Stored dataset items:
——————————
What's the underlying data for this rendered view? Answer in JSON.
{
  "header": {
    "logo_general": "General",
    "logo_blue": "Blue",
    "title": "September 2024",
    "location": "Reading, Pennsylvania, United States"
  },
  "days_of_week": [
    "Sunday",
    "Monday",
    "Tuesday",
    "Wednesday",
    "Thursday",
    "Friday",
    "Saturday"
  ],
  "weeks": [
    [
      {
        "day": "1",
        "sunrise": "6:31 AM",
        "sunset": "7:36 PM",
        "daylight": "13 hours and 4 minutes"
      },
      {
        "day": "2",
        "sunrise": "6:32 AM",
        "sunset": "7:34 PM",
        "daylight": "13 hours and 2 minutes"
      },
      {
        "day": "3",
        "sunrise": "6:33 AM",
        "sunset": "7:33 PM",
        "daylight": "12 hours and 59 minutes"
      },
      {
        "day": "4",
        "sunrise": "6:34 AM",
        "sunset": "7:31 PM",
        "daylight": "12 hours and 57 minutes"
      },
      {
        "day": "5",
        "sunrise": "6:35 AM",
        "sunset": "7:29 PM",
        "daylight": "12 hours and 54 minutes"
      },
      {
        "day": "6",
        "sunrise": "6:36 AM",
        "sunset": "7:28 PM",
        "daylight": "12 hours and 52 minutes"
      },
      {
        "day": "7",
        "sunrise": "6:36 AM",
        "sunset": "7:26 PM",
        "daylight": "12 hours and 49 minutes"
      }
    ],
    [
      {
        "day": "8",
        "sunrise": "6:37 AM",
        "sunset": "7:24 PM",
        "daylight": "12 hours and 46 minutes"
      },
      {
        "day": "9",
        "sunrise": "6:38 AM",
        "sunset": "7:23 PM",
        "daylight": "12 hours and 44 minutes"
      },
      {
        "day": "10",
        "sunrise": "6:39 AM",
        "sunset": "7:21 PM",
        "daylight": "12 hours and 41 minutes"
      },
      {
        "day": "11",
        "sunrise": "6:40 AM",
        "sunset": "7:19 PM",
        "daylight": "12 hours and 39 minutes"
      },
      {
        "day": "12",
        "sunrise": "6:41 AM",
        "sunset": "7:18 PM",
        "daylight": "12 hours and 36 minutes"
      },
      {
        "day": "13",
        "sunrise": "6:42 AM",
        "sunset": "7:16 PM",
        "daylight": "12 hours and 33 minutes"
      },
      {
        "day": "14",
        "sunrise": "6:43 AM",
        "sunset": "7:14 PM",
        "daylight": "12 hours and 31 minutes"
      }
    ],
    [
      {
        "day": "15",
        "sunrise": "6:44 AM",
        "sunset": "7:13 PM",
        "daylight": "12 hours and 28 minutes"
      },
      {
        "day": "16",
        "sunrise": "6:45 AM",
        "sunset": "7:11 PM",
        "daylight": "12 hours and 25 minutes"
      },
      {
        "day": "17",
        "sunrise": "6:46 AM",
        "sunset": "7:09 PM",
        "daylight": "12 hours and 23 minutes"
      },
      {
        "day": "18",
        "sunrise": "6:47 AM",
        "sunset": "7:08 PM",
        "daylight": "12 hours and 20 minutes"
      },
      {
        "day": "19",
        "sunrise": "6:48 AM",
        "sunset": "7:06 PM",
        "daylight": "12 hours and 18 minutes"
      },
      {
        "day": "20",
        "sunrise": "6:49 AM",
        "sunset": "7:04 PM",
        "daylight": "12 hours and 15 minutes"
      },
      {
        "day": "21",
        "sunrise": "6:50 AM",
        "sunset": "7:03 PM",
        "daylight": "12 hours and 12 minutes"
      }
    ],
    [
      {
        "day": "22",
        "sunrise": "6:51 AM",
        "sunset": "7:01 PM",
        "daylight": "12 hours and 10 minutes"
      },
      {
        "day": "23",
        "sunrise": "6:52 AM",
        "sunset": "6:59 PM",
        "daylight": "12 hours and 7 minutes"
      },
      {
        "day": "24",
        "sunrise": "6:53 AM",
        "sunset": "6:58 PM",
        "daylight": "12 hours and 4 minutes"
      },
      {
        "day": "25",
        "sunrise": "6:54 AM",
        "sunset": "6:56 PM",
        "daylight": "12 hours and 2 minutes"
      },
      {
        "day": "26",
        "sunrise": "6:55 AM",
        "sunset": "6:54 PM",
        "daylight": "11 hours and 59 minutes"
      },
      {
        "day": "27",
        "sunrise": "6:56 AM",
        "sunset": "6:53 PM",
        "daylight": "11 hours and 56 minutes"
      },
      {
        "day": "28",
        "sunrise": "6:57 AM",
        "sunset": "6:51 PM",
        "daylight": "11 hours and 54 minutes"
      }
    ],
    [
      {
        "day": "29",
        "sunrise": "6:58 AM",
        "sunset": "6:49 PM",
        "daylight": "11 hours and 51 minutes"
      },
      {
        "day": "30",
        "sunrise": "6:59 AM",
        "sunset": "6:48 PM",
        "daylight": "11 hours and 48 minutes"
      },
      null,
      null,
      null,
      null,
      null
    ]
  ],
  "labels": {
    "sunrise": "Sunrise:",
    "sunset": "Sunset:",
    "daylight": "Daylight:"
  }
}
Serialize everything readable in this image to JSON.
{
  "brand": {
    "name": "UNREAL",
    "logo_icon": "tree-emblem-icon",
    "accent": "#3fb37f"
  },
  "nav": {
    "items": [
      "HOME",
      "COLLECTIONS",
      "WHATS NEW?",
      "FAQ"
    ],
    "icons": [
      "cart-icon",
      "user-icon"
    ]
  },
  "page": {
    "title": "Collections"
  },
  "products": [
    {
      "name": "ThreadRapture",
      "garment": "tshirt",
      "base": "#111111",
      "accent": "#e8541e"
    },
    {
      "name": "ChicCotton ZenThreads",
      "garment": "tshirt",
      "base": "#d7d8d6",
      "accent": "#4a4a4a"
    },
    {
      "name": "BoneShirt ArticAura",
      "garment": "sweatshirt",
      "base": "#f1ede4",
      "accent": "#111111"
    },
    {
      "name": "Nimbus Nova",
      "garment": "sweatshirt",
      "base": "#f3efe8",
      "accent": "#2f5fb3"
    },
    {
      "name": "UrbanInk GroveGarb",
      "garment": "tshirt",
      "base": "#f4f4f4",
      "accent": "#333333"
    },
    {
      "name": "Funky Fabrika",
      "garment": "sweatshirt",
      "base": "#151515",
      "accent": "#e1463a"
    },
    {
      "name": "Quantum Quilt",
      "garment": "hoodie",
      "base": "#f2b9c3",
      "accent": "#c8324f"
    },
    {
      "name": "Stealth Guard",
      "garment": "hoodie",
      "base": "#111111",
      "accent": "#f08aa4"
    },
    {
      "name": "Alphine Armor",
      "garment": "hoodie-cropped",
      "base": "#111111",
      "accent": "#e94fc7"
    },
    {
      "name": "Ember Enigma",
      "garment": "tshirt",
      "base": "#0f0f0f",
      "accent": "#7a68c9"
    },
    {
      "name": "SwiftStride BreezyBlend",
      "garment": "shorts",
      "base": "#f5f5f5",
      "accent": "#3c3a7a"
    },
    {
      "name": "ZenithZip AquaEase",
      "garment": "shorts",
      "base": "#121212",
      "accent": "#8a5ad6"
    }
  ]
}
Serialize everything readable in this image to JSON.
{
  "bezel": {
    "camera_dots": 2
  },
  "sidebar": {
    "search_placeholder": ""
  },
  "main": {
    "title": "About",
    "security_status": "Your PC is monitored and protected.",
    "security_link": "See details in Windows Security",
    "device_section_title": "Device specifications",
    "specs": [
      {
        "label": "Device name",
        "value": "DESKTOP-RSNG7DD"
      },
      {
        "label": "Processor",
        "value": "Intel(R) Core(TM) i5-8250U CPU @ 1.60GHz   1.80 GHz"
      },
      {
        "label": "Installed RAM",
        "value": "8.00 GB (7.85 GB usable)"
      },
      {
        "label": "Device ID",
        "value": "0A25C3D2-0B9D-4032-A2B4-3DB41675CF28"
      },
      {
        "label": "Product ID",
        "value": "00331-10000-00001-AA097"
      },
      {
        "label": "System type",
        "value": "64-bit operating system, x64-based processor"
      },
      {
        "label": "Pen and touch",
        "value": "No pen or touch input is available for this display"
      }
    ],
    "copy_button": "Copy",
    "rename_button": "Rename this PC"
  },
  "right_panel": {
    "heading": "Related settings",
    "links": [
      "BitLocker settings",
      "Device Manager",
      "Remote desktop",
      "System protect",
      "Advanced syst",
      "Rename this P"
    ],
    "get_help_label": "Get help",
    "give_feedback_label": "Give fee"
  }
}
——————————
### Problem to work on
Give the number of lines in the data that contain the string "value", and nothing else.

### Result of this exercise
7